▶ [AIM OF THE EXERCISE] Search the records below for the word "JSON". Pull out each line that has it.

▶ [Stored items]
= Beginning of Section =
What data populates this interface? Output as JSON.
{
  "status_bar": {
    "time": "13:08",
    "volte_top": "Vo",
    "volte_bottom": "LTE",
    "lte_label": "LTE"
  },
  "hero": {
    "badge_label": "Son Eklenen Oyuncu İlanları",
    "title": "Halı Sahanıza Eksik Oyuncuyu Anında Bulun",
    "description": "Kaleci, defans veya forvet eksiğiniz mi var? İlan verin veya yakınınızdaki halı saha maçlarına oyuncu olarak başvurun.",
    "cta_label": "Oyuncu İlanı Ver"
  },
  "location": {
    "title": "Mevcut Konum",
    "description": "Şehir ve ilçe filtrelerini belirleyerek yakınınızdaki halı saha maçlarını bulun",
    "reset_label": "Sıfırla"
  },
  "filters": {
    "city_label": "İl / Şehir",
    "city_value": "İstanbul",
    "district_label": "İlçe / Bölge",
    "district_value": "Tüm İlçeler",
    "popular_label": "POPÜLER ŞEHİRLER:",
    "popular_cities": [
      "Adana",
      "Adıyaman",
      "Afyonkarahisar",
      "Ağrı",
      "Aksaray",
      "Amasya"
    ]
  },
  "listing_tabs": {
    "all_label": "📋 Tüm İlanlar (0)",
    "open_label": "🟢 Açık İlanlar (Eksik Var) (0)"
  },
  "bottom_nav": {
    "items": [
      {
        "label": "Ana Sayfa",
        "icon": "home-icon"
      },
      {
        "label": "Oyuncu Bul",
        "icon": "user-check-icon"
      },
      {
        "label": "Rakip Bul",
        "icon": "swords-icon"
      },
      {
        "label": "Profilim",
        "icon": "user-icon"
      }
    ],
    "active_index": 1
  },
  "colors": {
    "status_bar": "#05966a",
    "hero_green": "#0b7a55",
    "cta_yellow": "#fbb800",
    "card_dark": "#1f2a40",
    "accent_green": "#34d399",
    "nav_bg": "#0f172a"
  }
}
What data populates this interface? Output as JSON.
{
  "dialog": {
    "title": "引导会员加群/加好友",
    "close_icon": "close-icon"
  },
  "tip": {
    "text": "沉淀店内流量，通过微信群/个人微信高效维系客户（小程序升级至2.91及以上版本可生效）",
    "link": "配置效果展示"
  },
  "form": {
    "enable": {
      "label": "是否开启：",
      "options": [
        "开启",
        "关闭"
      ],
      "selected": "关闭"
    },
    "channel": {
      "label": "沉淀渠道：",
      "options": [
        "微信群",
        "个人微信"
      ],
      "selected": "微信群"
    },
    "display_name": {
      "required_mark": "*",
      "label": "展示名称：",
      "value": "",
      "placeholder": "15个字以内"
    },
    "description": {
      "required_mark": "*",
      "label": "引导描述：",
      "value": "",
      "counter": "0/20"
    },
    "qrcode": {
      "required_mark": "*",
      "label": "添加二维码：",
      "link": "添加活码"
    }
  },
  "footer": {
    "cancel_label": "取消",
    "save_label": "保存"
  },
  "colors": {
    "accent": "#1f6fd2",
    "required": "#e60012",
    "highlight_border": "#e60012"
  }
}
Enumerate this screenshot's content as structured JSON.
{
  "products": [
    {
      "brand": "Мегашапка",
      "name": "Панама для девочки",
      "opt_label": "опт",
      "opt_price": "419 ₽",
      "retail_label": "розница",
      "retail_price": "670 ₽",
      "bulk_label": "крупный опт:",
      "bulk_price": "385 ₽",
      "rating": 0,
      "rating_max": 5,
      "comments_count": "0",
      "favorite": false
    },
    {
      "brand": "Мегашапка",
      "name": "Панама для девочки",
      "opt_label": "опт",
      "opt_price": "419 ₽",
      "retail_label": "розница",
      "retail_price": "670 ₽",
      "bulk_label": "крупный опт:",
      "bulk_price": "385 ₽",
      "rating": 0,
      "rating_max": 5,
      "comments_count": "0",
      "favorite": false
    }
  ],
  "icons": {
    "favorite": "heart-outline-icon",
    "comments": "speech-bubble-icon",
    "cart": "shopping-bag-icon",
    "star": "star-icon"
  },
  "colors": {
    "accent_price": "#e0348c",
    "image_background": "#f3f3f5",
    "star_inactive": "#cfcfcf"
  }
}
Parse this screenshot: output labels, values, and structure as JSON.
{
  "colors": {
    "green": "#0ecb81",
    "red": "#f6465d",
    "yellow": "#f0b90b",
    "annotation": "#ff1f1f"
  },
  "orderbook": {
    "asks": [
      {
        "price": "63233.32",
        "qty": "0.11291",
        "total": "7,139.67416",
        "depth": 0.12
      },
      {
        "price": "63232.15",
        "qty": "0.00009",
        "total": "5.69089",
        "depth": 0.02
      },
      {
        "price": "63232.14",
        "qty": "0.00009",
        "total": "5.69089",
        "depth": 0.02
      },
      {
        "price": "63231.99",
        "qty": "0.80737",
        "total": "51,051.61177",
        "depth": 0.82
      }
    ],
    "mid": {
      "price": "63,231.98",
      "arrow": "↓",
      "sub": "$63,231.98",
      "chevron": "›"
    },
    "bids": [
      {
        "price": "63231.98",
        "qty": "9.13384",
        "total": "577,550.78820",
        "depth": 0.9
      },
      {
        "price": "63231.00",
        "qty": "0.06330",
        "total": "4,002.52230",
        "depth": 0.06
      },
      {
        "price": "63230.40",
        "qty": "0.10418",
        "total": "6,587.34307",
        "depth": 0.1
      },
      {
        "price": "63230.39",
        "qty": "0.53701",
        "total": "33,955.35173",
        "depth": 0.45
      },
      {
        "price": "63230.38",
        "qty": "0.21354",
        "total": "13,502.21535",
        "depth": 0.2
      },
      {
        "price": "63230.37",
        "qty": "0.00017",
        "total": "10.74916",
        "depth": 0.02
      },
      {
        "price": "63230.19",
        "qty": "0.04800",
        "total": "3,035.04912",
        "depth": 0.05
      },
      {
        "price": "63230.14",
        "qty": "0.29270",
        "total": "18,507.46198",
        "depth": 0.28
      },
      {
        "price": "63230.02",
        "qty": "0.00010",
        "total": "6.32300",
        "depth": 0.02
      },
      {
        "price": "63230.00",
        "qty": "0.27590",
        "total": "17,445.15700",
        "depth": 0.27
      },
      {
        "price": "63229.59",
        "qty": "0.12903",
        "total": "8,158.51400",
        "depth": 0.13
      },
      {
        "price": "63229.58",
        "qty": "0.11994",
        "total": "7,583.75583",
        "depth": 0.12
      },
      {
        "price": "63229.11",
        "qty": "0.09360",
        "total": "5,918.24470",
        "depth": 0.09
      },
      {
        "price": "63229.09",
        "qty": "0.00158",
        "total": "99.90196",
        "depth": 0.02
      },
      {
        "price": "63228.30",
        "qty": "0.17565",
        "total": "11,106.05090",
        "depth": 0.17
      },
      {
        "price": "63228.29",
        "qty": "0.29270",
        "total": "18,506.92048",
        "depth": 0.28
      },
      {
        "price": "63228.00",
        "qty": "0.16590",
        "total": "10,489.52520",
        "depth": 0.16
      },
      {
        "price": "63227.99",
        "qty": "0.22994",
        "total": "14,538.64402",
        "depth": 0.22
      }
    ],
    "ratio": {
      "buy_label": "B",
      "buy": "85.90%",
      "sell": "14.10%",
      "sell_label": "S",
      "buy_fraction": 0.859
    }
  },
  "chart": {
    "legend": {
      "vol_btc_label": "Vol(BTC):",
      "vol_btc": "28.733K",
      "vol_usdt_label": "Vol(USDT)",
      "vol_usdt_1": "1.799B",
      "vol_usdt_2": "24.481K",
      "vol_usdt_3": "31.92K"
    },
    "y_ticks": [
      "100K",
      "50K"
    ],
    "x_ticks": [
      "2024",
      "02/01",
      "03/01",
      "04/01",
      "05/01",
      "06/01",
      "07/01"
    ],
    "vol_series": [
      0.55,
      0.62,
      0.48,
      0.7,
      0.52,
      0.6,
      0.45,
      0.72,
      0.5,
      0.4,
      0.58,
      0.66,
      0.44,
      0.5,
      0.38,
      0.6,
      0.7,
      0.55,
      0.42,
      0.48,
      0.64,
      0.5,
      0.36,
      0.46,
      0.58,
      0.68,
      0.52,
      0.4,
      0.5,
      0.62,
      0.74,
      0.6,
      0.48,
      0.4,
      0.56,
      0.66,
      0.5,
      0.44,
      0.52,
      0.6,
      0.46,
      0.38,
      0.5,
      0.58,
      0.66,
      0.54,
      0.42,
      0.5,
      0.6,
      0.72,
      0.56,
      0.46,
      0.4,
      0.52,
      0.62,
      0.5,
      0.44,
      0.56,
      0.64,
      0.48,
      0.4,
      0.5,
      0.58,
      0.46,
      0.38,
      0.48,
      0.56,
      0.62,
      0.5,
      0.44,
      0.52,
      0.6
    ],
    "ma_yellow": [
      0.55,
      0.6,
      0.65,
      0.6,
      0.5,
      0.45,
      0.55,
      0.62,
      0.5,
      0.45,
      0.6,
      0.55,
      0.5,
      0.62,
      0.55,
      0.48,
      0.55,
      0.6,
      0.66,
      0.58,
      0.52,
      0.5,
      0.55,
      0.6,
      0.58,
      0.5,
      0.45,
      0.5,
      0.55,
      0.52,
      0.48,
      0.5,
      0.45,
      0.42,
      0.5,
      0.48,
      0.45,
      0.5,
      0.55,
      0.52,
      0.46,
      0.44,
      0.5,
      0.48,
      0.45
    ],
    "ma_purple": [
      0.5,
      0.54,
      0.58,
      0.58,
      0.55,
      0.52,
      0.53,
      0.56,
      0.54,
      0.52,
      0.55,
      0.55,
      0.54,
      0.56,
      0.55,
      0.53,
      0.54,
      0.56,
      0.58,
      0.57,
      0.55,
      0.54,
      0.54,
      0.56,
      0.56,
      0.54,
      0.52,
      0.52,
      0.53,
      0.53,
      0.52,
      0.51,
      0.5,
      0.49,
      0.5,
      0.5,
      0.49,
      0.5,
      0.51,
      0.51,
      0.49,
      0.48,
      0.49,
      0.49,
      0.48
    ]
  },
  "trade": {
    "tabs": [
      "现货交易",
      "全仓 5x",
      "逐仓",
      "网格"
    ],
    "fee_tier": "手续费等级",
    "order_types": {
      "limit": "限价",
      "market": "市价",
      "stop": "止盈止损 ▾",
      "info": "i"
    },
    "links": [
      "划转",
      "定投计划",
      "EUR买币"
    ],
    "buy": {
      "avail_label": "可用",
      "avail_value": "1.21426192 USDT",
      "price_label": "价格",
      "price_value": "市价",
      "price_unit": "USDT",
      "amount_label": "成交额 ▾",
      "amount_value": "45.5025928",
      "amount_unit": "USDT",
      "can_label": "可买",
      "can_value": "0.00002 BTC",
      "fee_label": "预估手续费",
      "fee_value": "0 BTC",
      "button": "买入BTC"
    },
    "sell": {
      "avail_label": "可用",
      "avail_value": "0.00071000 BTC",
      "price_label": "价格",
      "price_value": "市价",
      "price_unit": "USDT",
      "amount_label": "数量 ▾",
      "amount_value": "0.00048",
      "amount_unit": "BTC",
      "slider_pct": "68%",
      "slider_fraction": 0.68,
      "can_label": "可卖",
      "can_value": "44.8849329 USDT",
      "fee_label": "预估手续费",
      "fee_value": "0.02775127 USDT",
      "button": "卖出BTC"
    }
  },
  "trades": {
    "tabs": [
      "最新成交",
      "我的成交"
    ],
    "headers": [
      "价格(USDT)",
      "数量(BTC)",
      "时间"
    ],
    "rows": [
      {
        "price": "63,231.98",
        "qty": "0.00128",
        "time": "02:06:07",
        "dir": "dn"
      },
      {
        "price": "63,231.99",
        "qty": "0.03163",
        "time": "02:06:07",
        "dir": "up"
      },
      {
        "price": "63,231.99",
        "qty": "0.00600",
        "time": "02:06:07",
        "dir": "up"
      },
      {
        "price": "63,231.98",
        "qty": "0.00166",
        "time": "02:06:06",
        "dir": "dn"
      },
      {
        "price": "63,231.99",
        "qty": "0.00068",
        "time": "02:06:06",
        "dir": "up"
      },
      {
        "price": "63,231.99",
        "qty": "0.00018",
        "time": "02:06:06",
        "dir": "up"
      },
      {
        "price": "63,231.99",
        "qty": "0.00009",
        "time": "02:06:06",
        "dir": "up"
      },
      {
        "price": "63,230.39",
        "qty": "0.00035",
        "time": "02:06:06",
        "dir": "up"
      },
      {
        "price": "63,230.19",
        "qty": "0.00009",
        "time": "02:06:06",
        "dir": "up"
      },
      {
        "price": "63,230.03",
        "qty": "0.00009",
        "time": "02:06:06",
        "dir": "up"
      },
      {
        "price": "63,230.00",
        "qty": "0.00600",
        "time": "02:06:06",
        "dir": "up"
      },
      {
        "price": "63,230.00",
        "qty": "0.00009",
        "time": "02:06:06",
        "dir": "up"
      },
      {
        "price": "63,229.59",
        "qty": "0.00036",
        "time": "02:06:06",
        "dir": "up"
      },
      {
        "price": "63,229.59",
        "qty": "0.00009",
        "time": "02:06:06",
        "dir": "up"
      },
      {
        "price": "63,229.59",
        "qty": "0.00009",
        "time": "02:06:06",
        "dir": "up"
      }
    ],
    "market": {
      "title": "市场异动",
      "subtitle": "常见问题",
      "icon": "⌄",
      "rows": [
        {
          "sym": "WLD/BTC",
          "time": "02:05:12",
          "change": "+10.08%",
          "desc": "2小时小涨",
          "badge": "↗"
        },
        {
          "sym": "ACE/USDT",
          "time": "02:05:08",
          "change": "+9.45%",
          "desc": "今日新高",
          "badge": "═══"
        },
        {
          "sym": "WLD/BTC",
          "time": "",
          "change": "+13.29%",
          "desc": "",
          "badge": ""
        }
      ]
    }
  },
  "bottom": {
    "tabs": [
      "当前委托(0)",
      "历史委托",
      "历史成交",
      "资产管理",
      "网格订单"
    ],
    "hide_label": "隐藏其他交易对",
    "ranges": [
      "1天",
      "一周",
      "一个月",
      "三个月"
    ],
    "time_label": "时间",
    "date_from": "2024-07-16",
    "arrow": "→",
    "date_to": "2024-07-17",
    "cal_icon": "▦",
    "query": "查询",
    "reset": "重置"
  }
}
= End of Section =
▶ [OUTPUT BELOW]
What data populates this interface? Output as JSON.
What data populates this interface? Output as JSON.
Enumerate this screenshot's content as structured JSON.
Parse this screenshot: output labels, values, and structure as JSON.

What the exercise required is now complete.